Any act of play beyond daydreaming such play with toys, drawing, climbing trees or engaging with television involves the manipulation of objects, bodies and environments to some extent. Thus there are an infinite number of ways in which reality is augmented in play – augmentations that structure, are reciprocally structured by, and layered with, their material and technical realities. From this perspective the AR of Pokémon Go is just one example, albeit aparticularly vivid and technically complicated one. As well as recognising this continuity however, a critical understanding of distributed imagination must also address the material specificity and novelty of the environments and agents in any particular event or environment of play. Pokémon Go is integral to a rapidly changing digital economy of attention in which imagination is mobilised by, and flows through, the temporal dimensions of mobile and social media games, as well as their spatial, narrative and economic dimensions. In-app payments and microtransactions integrate monetisation into the time and behaviour of play itself.

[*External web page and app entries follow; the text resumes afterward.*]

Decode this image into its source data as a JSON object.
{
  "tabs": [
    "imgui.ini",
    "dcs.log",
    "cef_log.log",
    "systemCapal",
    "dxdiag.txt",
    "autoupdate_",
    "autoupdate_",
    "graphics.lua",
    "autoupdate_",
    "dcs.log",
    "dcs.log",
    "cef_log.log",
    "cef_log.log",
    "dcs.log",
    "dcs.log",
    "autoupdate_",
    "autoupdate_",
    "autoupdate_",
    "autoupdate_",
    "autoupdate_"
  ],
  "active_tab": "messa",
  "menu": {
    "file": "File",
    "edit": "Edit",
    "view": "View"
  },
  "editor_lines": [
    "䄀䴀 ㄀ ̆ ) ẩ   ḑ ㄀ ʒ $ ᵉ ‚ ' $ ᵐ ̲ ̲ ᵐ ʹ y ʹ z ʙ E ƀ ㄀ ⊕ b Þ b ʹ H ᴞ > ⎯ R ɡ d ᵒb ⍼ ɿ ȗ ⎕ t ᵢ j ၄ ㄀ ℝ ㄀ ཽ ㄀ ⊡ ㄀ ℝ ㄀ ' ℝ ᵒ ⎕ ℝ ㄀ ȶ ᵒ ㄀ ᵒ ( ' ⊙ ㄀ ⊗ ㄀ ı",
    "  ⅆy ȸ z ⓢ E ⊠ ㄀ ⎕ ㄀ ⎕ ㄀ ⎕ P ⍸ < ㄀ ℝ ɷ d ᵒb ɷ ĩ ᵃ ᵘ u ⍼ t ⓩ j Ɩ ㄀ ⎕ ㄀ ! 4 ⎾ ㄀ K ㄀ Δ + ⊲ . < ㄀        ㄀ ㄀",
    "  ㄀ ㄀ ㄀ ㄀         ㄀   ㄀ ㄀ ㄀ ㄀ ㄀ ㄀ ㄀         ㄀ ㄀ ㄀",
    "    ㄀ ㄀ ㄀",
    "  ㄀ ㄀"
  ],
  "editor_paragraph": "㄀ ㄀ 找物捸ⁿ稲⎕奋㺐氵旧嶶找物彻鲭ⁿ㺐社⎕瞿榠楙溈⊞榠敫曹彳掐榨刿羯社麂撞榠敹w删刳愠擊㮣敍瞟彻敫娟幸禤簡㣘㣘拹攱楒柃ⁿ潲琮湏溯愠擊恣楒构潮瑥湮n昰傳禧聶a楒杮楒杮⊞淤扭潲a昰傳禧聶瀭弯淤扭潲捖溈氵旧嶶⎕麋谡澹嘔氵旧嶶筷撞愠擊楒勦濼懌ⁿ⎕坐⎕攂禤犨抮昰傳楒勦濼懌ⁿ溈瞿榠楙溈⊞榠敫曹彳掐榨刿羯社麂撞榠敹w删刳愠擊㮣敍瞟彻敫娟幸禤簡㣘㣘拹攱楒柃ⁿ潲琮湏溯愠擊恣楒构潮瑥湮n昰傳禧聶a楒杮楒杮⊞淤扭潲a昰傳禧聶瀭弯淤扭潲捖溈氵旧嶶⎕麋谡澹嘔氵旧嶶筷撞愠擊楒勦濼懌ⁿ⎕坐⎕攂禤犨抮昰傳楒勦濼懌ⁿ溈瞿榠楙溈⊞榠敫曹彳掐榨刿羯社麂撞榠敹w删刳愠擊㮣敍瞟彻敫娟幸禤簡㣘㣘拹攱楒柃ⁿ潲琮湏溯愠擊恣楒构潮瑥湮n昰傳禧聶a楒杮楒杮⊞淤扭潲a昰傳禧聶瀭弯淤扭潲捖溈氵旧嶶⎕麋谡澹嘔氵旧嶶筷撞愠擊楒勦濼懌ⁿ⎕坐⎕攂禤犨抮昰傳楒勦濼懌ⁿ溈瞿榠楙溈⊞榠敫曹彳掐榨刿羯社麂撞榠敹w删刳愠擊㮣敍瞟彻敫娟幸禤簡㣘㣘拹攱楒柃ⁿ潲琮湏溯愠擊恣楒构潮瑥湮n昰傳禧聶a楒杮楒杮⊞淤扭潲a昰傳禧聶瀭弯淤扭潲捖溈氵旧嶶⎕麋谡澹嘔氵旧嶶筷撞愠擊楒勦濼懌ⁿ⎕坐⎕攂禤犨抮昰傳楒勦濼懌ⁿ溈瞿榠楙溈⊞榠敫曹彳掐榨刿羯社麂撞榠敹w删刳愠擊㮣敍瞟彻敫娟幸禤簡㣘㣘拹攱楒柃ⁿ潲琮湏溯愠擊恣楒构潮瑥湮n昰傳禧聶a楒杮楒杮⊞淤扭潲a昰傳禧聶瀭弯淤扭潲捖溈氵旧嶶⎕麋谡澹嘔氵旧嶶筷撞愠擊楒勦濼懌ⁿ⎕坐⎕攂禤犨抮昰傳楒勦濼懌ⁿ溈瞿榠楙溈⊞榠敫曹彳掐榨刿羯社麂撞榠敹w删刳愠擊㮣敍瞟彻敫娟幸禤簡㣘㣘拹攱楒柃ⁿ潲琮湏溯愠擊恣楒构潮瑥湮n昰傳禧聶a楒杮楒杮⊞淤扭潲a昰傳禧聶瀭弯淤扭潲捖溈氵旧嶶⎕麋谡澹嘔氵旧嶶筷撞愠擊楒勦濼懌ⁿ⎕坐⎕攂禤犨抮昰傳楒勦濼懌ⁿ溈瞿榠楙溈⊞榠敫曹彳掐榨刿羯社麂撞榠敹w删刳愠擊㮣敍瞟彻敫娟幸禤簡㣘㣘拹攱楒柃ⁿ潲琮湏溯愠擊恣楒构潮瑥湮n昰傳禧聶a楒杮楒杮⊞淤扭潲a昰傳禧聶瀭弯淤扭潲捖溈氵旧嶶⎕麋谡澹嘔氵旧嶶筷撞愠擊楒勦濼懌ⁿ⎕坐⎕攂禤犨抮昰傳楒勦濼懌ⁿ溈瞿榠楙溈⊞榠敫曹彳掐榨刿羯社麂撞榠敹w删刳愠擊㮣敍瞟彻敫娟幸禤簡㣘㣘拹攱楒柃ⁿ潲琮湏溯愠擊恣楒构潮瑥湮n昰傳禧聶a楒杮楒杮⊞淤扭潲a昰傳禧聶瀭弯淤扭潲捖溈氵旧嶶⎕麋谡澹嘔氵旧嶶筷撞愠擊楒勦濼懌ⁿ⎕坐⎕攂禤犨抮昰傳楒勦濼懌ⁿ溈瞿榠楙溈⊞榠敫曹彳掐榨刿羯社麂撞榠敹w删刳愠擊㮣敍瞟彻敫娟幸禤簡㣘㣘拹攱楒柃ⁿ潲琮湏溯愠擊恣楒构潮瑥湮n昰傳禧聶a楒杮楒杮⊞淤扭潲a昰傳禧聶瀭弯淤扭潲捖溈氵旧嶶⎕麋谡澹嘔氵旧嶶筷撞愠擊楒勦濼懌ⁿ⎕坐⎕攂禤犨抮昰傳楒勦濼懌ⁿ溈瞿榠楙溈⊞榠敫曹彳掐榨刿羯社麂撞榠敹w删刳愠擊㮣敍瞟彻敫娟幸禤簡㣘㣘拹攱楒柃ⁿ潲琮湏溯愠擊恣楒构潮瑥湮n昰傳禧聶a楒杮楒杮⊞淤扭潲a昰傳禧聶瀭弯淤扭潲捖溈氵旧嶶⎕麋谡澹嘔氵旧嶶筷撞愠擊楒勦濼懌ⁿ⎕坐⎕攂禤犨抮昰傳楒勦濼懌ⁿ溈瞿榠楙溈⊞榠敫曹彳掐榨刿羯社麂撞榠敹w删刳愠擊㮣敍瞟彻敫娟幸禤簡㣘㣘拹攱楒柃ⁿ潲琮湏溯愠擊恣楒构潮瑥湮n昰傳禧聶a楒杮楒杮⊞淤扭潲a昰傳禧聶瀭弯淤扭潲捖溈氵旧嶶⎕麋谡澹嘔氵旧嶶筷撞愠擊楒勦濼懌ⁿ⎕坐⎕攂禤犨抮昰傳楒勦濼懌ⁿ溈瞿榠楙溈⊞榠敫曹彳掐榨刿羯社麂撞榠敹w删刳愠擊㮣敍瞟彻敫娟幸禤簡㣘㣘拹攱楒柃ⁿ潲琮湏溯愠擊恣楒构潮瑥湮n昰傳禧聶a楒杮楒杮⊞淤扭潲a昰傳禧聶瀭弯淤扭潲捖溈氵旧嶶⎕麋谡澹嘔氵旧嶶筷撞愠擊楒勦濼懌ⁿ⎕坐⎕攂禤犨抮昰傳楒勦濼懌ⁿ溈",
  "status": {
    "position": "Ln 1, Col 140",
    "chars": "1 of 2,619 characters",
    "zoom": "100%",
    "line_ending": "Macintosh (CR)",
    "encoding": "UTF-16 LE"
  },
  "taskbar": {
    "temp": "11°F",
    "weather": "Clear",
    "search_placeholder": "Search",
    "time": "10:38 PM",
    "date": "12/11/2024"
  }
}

Critical attention to the distribution of imagination and layering of reality through Pokémon Go then should be trained on the specific machinations of the digital and social media attention economy, whilst acknowledging the always-already technological nature of imaginative play, and hence rejecting nostalgia for a mythical pre-technological age in play culture.

 

References

Alcock, Sophie (2010) ‘Young children’s playfully complex communication: distributed imagination’. European Early Childhood Education Research Journal. 18(2): 215-228.

Bateson, Gregory (2000 [1972]) Steps to an Ecology of Mind. Chicago IL: Chicago University Press.

Factor, June (2004) ‘Treestumps, manhole covers, and rubbish tins: the invisibile playlines of a primary school playground’. Childhood 11(2), 142-154.

Giddings, Seth (2014) Gameworlds: virtual media and children’s everyday play. New York: Bloomsbury.

Giddings, Seth (2016) ‘Distributed imagination’, online at http://www.microethology.net/distributed-imagination/

Hutchins, Edwin (1995) Cognition in the Wild. Cambridge MA: MIT Press.

Ito, Mizuko (2011) ‘Mobilizing imagination in everyday play: the case of Japanese media mixes’, in Seth Giddings and Martin Lister (eds) The New Media & Technocultures Reader. London: Routledge, 491-505.

Opie, Iona (1993) The People in the Playground. Oxford: Oxford University Press.

Ruckenstein, Minna (2013) ‘Playing Nintendogs: desire, distributed agency and potentials of prosumption’, Journal of Consumer Culture 15(3), 351-370.

Sefton-Green, Julian (2004) ‘Initiation rites: a small boy in a Poke-world’, in Joseph Tobin (ed.) Pikachu’s Global Adventure: the rise and fall of Pokemon. Duke University Press, 141-164.

Winnicott, D.W. (1974) Playing and Reality. London: Routledge.